• DIRECTIONS FOR THIS TASK
From the entries below, pull out each line where "JSON" appears.
─── PROVIDED DATA
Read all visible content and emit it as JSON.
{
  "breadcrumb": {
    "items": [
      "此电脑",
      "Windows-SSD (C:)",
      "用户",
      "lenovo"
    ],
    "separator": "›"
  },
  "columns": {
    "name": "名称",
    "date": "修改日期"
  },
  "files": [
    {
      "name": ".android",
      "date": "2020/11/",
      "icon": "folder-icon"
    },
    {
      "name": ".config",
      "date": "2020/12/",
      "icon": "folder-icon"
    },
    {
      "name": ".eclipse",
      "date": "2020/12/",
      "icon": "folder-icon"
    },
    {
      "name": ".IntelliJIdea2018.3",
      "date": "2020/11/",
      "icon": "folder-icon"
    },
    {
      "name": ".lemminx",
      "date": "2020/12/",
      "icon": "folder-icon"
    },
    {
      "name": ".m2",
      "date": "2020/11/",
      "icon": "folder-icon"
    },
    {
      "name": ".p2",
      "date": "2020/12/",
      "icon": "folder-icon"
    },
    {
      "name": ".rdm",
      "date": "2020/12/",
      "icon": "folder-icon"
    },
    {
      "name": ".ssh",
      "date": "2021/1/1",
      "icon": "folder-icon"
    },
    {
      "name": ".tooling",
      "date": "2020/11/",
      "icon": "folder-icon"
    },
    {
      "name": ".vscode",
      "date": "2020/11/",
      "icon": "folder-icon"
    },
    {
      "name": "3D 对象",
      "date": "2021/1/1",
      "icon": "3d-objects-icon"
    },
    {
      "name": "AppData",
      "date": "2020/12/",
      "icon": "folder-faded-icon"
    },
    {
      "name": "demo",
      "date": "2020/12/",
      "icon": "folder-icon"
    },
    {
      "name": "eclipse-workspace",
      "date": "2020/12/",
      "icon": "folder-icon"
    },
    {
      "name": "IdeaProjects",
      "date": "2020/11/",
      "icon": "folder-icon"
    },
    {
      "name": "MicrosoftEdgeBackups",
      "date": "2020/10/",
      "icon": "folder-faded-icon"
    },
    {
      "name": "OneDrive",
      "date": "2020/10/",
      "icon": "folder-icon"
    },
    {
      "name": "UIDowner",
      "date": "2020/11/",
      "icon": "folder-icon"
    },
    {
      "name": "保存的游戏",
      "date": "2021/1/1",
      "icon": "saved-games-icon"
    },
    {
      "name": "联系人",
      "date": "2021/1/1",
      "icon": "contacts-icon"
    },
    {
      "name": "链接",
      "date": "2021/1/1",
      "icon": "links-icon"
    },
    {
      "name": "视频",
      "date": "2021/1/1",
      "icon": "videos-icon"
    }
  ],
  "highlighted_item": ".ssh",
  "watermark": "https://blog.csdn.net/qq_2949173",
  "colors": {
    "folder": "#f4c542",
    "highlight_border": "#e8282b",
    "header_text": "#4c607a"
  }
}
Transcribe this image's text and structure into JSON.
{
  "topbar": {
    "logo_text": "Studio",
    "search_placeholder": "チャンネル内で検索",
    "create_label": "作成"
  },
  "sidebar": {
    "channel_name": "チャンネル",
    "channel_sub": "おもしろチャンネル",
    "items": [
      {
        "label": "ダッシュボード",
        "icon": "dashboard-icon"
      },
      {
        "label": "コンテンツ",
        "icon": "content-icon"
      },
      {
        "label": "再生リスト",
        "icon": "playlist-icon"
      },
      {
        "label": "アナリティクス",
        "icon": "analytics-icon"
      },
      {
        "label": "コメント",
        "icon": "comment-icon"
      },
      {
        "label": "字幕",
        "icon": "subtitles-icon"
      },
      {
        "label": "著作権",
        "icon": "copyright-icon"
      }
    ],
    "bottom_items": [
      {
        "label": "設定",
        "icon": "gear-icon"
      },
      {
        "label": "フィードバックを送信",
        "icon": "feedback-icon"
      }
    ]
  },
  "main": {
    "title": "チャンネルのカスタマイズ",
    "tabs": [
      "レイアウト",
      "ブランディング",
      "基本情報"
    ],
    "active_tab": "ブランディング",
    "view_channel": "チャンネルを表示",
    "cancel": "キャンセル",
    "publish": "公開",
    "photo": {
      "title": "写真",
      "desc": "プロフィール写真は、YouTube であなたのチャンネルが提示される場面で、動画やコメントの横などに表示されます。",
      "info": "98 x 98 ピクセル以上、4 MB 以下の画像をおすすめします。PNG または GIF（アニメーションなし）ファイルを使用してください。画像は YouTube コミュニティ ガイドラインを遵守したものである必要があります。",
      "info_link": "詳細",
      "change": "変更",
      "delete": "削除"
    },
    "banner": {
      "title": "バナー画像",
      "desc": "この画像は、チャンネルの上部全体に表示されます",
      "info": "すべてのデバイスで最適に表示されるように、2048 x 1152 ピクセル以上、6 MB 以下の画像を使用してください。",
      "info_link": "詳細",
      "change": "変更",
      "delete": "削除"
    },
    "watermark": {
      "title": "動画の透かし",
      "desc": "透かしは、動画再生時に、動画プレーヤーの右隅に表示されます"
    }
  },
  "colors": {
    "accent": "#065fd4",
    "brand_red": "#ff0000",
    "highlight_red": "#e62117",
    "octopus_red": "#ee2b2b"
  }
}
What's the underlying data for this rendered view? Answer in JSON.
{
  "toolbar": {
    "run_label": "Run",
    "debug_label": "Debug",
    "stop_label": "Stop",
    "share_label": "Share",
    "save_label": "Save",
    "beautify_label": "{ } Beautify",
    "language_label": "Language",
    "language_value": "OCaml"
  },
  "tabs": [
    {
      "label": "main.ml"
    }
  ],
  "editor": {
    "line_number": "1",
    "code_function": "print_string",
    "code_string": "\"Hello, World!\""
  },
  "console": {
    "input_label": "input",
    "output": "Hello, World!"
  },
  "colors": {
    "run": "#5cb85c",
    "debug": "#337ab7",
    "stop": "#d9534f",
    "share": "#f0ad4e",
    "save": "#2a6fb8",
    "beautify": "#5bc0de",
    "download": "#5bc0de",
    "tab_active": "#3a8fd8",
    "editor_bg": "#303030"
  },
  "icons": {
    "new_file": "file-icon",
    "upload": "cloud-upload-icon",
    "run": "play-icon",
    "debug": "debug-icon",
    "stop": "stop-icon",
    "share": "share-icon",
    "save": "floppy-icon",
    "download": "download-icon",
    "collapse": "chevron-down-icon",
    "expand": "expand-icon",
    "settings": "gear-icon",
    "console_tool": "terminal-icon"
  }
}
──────
• YOUR RESPONSE
Read all visible content and emit it as JSON.
Transcribe this image's text and structure into JSON.
What's the underlying data for this rendered view? Answer in JSON.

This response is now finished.